Before One Direction, before Bon Jovi, before U2, before AC/DC, there were The Beatles! Their music was played on every radio station; their famous mop tops copied by young men everywhere, wall to wall Beatles coverage in all print media. In the early sixties, at the height of the cold war and at the dawn of the civil rights era, music was changing. Whilst the pop and rock and roll trends of the 1950s remained popular, a new style was quickly developing. Heavily influenced by Elvis Presley and American soul music, the beat became more important than ever as well as a whole new way of moving and expression.
On Saturday April 5, the Monash Gallery of the Arts opened the Rennie Ellis Show and a showcase book of Ellis’s photography, DECADENT:1980-2000 was launched.
As the captivating chronicler of social change in Australia in the last two decades of the twentieth century, this big bold, bound in gold volume brilliantly illustrates how Ellis came face to face with the see and be seen syndrome; the excesses of hedonism and indulgences of wealth.
Fans of the classic Australian movie and those fascinated by costume design, fashion and theatre will love this exhibition.
It is 30 years since the movie started the world dancing .The Strictly Ballroom story began as a short play developed by NIDA students ( with Baz Lurhman himself in it) . The movie has gone on to win 8 AFI and 3 BAFTAS and has become one of Australia’s most successful films ever grossing over 80 million dollars at the box office!
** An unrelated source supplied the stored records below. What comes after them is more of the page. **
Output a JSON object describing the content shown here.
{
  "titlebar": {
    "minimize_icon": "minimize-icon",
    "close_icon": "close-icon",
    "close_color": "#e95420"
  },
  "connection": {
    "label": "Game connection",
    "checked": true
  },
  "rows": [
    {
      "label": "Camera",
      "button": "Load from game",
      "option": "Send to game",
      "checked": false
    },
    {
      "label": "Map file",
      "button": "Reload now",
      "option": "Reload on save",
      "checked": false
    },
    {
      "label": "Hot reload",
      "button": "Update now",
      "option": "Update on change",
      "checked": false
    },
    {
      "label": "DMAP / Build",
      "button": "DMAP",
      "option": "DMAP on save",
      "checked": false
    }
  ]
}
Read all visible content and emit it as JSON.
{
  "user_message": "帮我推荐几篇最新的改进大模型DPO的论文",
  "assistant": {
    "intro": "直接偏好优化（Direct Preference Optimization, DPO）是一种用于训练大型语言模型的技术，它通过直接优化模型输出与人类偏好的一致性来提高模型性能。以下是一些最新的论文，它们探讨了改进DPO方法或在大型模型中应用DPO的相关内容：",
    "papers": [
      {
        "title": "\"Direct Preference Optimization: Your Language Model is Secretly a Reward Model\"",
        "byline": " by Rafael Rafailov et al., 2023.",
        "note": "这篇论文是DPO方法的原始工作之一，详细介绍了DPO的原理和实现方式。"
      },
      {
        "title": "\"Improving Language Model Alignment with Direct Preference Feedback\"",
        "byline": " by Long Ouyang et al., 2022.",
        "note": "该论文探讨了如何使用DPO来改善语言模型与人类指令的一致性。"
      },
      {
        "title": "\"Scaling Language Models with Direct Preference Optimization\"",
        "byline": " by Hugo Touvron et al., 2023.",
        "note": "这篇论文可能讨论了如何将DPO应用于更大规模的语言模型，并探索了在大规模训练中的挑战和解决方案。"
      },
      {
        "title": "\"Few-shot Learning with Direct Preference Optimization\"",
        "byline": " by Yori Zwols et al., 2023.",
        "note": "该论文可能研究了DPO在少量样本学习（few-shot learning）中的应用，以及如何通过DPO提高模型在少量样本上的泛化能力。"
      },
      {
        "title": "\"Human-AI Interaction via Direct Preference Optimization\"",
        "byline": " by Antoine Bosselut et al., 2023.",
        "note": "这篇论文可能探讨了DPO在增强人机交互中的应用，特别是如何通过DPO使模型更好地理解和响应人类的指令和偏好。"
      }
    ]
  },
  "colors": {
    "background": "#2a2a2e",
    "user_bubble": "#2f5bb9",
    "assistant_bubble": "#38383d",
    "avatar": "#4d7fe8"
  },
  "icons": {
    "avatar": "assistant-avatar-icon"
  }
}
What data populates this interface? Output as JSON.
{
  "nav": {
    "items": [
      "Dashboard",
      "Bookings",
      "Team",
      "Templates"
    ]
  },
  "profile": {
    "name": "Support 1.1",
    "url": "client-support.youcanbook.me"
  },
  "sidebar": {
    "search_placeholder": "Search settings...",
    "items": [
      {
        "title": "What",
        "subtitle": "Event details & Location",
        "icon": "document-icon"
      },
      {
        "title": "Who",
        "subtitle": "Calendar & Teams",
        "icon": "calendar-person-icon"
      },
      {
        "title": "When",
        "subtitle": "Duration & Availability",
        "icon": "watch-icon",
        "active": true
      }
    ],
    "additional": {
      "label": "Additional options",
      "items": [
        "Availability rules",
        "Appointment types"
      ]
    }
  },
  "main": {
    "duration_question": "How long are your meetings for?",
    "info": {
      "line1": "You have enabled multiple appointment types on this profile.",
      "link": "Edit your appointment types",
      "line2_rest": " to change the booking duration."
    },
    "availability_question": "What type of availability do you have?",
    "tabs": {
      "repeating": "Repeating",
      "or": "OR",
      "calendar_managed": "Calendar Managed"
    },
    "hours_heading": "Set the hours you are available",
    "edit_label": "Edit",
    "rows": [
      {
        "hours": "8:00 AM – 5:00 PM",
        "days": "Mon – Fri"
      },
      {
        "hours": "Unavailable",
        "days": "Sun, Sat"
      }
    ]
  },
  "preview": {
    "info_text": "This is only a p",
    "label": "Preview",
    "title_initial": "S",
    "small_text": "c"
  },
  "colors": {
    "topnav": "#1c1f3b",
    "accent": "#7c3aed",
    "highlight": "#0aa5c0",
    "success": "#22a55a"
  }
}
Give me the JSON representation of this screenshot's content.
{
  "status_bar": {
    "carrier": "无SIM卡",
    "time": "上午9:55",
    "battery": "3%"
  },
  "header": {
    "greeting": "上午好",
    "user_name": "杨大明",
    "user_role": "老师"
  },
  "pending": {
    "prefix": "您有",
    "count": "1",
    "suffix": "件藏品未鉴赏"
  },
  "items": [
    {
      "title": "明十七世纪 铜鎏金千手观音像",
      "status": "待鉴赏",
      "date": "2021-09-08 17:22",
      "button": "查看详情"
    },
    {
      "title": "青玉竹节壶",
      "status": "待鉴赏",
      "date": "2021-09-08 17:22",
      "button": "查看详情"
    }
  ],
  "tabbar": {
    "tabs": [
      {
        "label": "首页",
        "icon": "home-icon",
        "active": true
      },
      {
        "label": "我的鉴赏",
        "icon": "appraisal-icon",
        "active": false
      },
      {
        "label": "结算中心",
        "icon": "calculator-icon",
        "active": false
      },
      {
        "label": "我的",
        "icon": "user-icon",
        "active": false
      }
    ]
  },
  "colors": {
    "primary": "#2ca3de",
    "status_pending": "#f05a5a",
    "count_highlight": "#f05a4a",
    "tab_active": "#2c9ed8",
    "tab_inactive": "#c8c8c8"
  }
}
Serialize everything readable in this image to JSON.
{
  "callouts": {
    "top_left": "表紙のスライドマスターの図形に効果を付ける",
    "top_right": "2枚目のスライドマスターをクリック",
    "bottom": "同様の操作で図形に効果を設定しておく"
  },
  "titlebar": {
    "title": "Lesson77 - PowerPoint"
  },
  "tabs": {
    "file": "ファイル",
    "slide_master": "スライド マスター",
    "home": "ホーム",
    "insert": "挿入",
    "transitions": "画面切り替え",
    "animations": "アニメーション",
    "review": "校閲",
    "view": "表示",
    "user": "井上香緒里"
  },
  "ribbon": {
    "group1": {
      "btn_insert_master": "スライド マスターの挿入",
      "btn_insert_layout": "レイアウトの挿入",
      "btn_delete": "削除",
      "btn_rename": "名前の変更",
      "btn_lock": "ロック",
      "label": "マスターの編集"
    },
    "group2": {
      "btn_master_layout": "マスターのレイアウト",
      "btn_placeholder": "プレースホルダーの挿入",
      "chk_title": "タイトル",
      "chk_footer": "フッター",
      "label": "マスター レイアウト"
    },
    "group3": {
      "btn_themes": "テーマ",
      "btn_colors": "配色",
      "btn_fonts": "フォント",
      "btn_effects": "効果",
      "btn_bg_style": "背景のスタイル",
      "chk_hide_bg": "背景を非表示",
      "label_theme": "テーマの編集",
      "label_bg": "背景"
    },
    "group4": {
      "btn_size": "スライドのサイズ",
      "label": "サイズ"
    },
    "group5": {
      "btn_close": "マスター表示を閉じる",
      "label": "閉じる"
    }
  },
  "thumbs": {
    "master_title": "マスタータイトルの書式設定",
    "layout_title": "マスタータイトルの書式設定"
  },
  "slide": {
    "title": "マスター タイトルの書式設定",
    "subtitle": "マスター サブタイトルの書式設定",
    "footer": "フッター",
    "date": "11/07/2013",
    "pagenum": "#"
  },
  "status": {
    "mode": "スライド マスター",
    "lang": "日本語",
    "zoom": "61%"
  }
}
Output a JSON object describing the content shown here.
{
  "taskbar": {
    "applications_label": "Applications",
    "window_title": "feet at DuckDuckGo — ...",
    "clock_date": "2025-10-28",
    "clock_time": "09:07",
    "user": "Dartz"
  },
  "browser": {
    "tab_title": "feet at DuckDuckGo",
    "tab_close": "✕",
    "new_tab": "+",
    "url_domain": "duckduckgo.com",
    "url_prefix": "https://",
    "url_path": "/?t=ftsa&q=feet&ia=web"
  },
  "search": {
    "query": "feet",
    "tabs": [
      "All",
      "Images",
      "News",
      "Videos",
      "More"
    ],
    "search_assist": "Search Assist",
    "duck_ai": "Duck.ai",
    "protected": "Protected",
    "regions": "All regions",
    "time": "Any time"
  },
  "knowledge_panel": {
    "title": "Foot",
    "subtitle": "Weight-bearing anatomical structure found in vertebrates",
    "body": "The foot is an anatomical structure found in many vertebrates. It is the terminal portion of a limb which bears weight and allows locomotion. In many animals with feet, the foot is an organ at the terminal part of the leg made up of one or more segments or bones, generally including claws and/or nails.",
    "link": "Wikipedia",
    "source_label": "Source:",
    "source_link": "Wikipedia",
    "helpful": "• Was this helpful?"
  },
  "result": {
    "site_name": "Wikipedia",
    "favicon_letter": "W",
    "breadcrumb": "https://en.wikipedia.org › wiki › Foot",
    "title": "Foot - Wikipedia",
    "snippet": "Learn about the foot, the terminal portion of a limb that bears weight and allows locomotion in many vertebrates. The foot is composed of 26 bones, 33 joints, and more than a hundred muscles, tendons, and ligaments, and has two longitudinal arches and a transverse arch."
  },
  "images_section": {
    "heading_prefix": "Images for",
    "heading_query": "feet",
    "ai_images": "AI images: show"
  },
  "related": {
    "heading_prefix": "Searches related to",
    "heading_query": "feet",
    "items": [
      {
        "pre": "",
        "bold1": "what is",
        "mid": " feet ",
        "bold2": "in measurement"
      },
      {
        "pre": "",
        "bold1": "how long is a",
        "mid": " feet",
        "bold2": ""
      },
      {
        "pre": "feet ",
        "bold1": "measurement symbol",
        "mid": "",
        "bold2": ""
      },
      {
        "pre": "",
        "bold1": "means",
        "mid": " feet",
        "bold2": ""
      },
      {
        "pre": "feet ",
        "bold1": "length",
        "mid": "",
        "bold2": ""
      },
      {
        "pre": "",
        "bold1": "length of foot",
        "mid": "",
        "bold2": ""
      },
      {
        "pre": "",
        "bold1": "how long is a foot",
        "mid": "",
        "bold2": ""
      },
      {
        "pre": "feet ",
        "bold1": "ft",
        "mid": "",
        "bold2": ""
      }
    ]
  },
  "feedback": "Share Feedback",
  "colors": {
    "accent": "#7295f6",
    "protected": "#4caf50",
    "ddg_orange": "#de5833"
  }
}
Its soundtrack includes popular songs Cindy Lauper’s ‘ Time After Time’ and John Paul Young’s ‘ Love Is In The Air ‘.
What does a grumpy ogre, a smart talking bee and a kung fu panda have in common? An exhibition. This week, as part of its 2014 Winter Masterpieces series, The Australian Centre for the Moving Image (ACMI) at Federation Square will open its largest exhibit, DreamWorks Animation: The Exhibition — Journey From Sketch to Screen.
From a very early age, Marion Boyce discovered her love of clothes and fabrics. She says, “I used to drive my mother nuts, and at about age eleven I’d say, I want a full length denim coat, and she’d come home with one and I’d say, No, it’s the wrong cut”. After that, Marion was given a budget to buy her own clothes.
The talent for costume making could well be in Marion’s genes as her great grandmother was a master lace maker in Italy. Marion went on to study fashion design at RMIT college in Melbourne and began presenting fashion parades in nightclubs. A producer/director saw her show and asked her to do a film, which is how it all began.